:: INFORMATION SUPPLIED
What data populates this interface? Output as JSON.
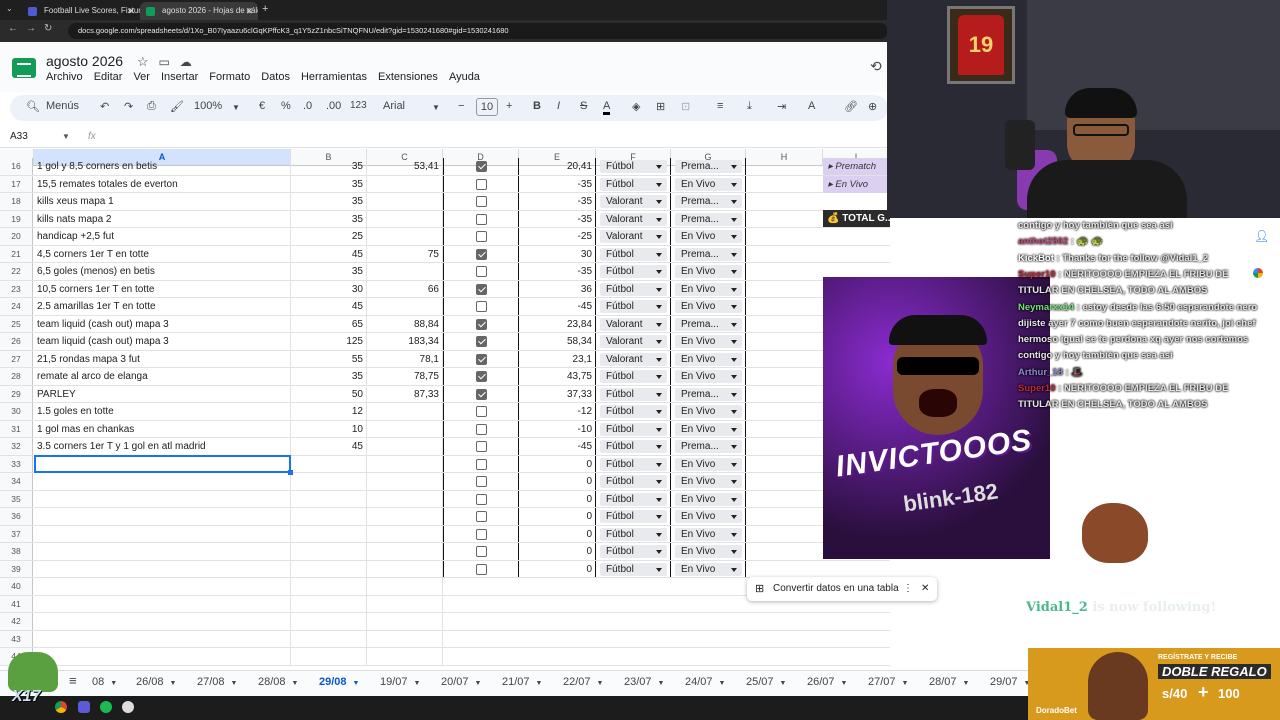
{
  "browser": {
    "tabs": [
      {
        "label": "Football Live Scores, Fixtures &",
        "color": "#4f5bd5"
      },
      {
        "label": "agosto 2026 - Hojas de cálculo",
        "color": "#0f9d58"
      }
    ],
    "url": "docs.google.com/spreadsheets/d/1Xo_B07Iyaazu6clGqKPffcK3_q1Y5zZ1nbcSiTNQFNU/edit?gid=1530241680#gid=1530241680"
  },
  "doc": {
    "title": "agosto 2026",
    "menu": [
      "Archivo",
      "Editar",
      "Ver",
      "Insertar",
      "Formato",
      "Datos",
      "Herramientas",
      "Extensiones",
      "Ayuda"
    ]
  },
  "toolbar": {
    "menus": "Menús",
    "zoom": "100%",
    "currency": "€",
    "percent": "%",
    "dec_less": ".0",
    "dec_more": ".00",
    "numfmt": "123",
    "font": "Arial",
    "size": "10",
    "bold": "B",
    "italic": "I",
    "strike": "S",
    "textcolor": "A"
  },
  "formula": {
    "cellref": "A33",
    "fx": "fx"
  },
  "columns": [
    "A",
    "B",
    "C",
    "D",
    "E",
    "F",
    "G",
    "H",
    "I"
  ],
  "rows": [
    {
      "n": "16",
      "a": "1 gol y 8,5 corners en betis",
      "b": "35",
      "c": "53,41",
      "chk": true,
      "e": "20,41",
      "f": "Fútbol",
      "g": "Prema..."
    },
    {
      "n": "17",
      "a": "15,5 remates totales de everton",
      "b": "35",
      "c": "",
      "chk": false,
      "e": "-35",
      "f": "Fútbol",
      "g": "En Vivo"
    },
    {
      "n": "18",
      "a": "kills xeus mapa 1",
      "b": "35",
      "c": "",
      "chk": false,
      "e": "-35",
      "f": "Valorant",
      "g": "Prema..."
    },
    {
      "n": "19",
      "a": "kills nats mapa 2",
      "b": "35",
      "c": "",
      "chk": false,
      "e": "-35",
      "f": "Valorant",
      "g": "Prema..."
    },
    {
      "n": "20",
      "a": "handicap +2,5 fut",
      "b": "25",
      "c": "",
      "chk": false,
      "e": "-25",
      "f": "Valorant",
      "g": "En Vivo"
    },
    {
      "n": "21",
      "a": "4,5 corners 1er T en totte",
      "b": "45",
      "c": "75",
      "chk": true,
      "e": "30",
      "f": "Fútbol",
      "g": "Prema..."
    },
    {
      "n": "22",
      "a": "6,5 goles (menos) en betis",
      "b": "35",
      "c": "",
      "chk": false,
      "e": "-35",
      "f": "Fútbol",
      "g": "En Vivo"
    },
    {
      "n": "23",
      "a": "10,5 corners 1er T en totte",
      "b": "30",
      "c": "66",
      "chk": true,
      "e": "36",
      "f": "Fútbol",
      "g": "En Vivo"
    },
    {
      "n": "24",
      "a": "2.5 amarillas 1er T en totte",
      "b": "45",
      "c": "",
      "chk": false,
      "e": "-45",
      "f": "Fútbol",
      "g": "En Vivo"
    },
    {
      "n": "25",
      "a": "team liquid (cash out) mapa 3",
      "b": "65",
      "c": "88,84",
      "chk": true,
      "e": "23,84",
      "f": "Valorant",
      "g": "Prema..."
    },
    {
      "n": "26",
      "a": "team liquid (cash out) mapa 3",
      "b": "125",
      "c": "183,34",
      "chk": true,
      "e": "58,34",
      "f": "Valorant",
      "g": "En Vivo"
    },
    {
      "n": "27",
      "a": "21,5 rondas mapa 3 fut",
      "b": "55",
      "c": "78,1",
      "chk": true,
      "e": "23,1",
      "f": "Valorant",
      "g": "En Vivo"
    },
    {
      "n": "28",
      "a": "remate al arco de elanga",
      "b": "35",
      "c": "78,75",
      "chk": true,
      "e": "43,75",
      "f": "Fútbol",
      "g": "En Vivo"
    },
    {
      "n": "29",
      "a": "PARLEY",
      "b": "50",
      "c": "87,33",
      "chk": true,
      "e": "37,33",
      "f": "Fútbol",
      "g": "Prema..."
    },
    {
      "n": "30",
      "a": "1.5 goles en totte",
      "b": "12",
      "c": "",
      "chk": false,
      "e": "-12",
      "f": "Fútbol",
      "g": "En Vivo"
    },
    {
      "n": "31",
      "a": "1 gol mas en chankas",
      "b": "10",
      "c": "",
      "chk": false,
      "e": "-10",
      "f": "Fútbol",
      "g": "En Vivo"
    },
    {
      "n": "32",
      "a": "3.5 corners 1er T y 1 gol en atl madrid",
      "b": "45",
      "c": "",
      "chk": false,
      "e": "-45",
      "f": "Fútbol",
      "g": "Prema..."
    },
    {
      "n": "33",
      "a": "",
      "b": "",
      "c": "",
      "chk": false,
      "e": "0",
      "f": "Fútbol",
      "g": "En Vivo"
    },
    {
      "n": "34",
      "a": "",
      "b": "",
      "c": "",
      "chk": false,
      "e": "0",
      "f": "Fútbol",
      "g": "En Vivo"
    },
    {
      "n": "35",
      "a": "",
      "b": "",
      "c": "",
      "chk": false,
      "e": "0",
      "f": "Fútbol",
      "g": "En Vivo"
    },
    {
      "n": "36",
      "a": "",
      "b": "",
      "c": "",
      "chk": false,
      "e": "0",
      "f": "Fútbol",
      "g": "En Vivo"
    },
    {
      "n": "37",
      "a": "",
      "b": "",
      "c": "",
      "chk": false,
      "e": "0",
      "f": "Fútbol",
      "g": "En Vivo"
    },
    {
      "n": "38",
      "a": "",
      "b": "",
      "c": "",
      "chk": false,
      "e": "0",
      "f": "Fútbol",
      "g": "En Vivo"
    },
    {
      "n": "39",
      "a": "",
      "b": "",
      "c": "",
      "chk": false,
      "e": "0",
      "f": "Fútbol",
      "g": "En Vivo"
    }
  ],
  "empty_rows": [
    "40",
    "41",
    "42",
    "43",
    "44"
  ],
  "side_panel": {
    "item1": "Prematch",
    "item2": "En Vivo",
    "total": "TOTAL G..."
  },
  "toast": {
    "label": "Convertir datos en una tabla"
  },
  "sheet_tabs": [
    "08",
    "26/08",
    "27/08",
    "28/08",
    "29/08",
    "19/07",
    "20/07",
    "21/07",
    "22/07",
    "23/07",
    "24/07",
    "25/07",
    "26/07",
    "27/07",
    "28/07",
    "29/07"
  ],
  "active_sheet": "29/08",
  "stream": {
    "jersey_number": "19"
  },
  "chat": [
    {
      "user": "",
      "text": "contigo y hoy también que sea asi",
      "color": "#e6e6e6"
    },
    {
      "user": "anthot2502",
      "text": " : 🐢 🐢",
      "color": "#c04a7a"
    },
    {
      "user": "KickBot",
      "text": " : Thanks for the follow @Vidal1_2",
      "color": "#ffffff"
    },
    {
      "user": "Super10",
      "text": " : NERITOOOO EMPIEZA EL FRIBU DE",
      "color": "#c0283a"
    },
    {
      "user": "",
      "text": "TITULAR EN CHELSEA, TODO AL AMBOS",
      "color": "#e6e6e6"
    },
    {
      "user": "Neymarxx14",
      "text": " : estoy desde las 6:50 esperandote nero",
      "color": "#6ee26e"
    },
    {
      "user": "",
      "text": "dijiste ayer 7 como buen esperandote nerito, joi chef",
      "color": "#e6e6e6"
    },
    {
      "user": "",
      "text": "hermoso igual se te perdona xq ayer nos cortamos",
      "color": "#e6e6e6"
    },
    {
      "user": "",
      "text": "contigo y hoy también que sea asi",
      "color": "#e6e6e6"
    },
    {
      "user": "Arthur_18",
      "text": " : 🎩",
      "color": "#8a8ac8"
    },
    {
      "user": "Super10",
      "text": " : NERITOOOO EMPIEZA EL FRIBU DE",
      "color": "#c0283a"
    },
    {
      "user": "",
      "text": "TITULAR EN CHELSEA, TODO AL AMBOS",
      "color": "#e6e6e6"
    }
  ],
  "follow_alert": {
    "user": "Vidal1_2",
    "text": " is now following!"
  },
  "promo": {
    "main": "INVICTOOOS",
    "sub": "blink-182"
  },
  "ad": {
    "line1": "REGÍSTRATE Y RECIBE",
    "line2": "DOBLE REGALO",
    "amount1": "s/40",
    "amount2": "100",
    "brand": "DoradoBet"
  },
  "overlay": {
    "badge": "X17"
  }
}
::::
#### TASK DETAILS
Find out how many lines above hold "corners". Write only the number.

#### OUTPUT
4